If the rules governing AHPs were consistent with those governing non-AHPs, there would be fewer concerns about market fragmentation. The ACA made many of the rules applying to the individual and small-group markets uniform with each other and nationwide, decreasing the threat of adverse selection and also reducing any cost advantages of AHPs. If the encouragement of AHPs were coupled with an increased flexibility for states to change their issue, rating, and benefit requirements as some have proposed, however, AHPs would raise adverse selection concerns and threaten the viability of the individual market in states with more restrictive rules. Similarly, allowing AHPs to avoid state regulation by self-insuring would result in market fragmentation and threaten the viability of the insured market.

AHPs face increased insolvency risk without clearly defined regulatory authority.
Governmental authority for regulating AHPs would need to be clearly defined. Absent this clarification, it is likely that no entity will bear the sole responsibility for regulating AHPs, or that there will be conflicting regulation. The history of multiple employer welfare arrangements (MEWAs) is instructive. Self-funded MEWAs had no clear regulatory authority, as initially it appeared that ERISA exempted them from state-level regulatory oversight. Multiple MEWA bankruptcies resulted, and consumers had limited avenue for redress. Eventually, the federal government issued a written clarification of earlier amendments to ERISA that made it clear that states do have regulatory authority over MEWAs. If regulatory authority for AHPs is not clearly specified, they could suffer the same fate as MEWAs, leaving millions without health coverage due to insolvencies. Surplus requirements for self-funded AHPs should be similar to the minimum requirements for health risk-based capital developed by the National Association of Insurance Commissioners.

AHPs would need to be subject to state-level consumer protection laws.
It is important to recognize the need for AHPs to abide by state-level consumer protection laws, which vary from requiring network adequacy to appeal processes for denied services. While AHPs may save money if they do not have to bear the costs of these consumer protections, AHP enrollees may not realize they lack these protections until the time of claim, when it is often too late for recourse.

AHPs would be unlikely to obtain lower provider payment rates than larger insurance companies.
It is unlikely that any AHP would be able to achieve the critical mass of enrollees needed to negotiate the deep provider discounts that large health maintenance organizations (HMOs) and insurance companies currently obtain.
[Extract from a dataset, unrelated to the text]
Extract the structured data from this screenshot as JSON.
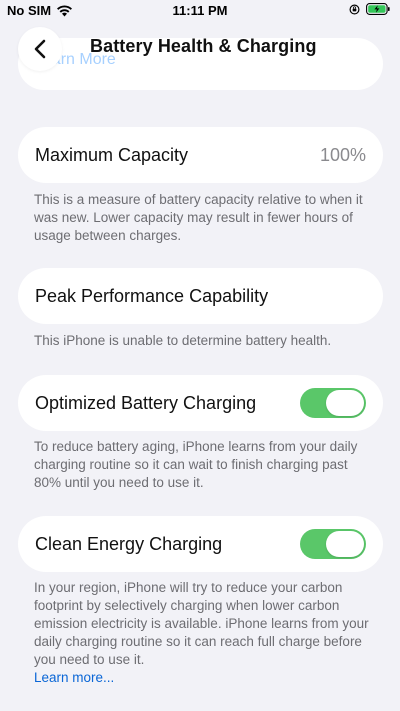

A more realistic scenario is one in which AHPs “rent” provider networks and pay access fees that depend in part on market leverage and savings. Some of these networks are owned by HMOs and insurance companies that rent out their networks to smaller competitors.
 

As high health care costs persist, insurance affordability remains a challenge for many employers and individuals. However, AHPs could result in unintended consequences such as market segmentation that could threaten non-AHP viability and make it more difficult for high-cost individuals and groups to obtain coverage, AHP insolvencies if they are not subject to clear regulatory authority and solvency requirements, and lack of consumer protections if AHPs are not subject to state-level protections.

For a print-ready PDF of this page, click here.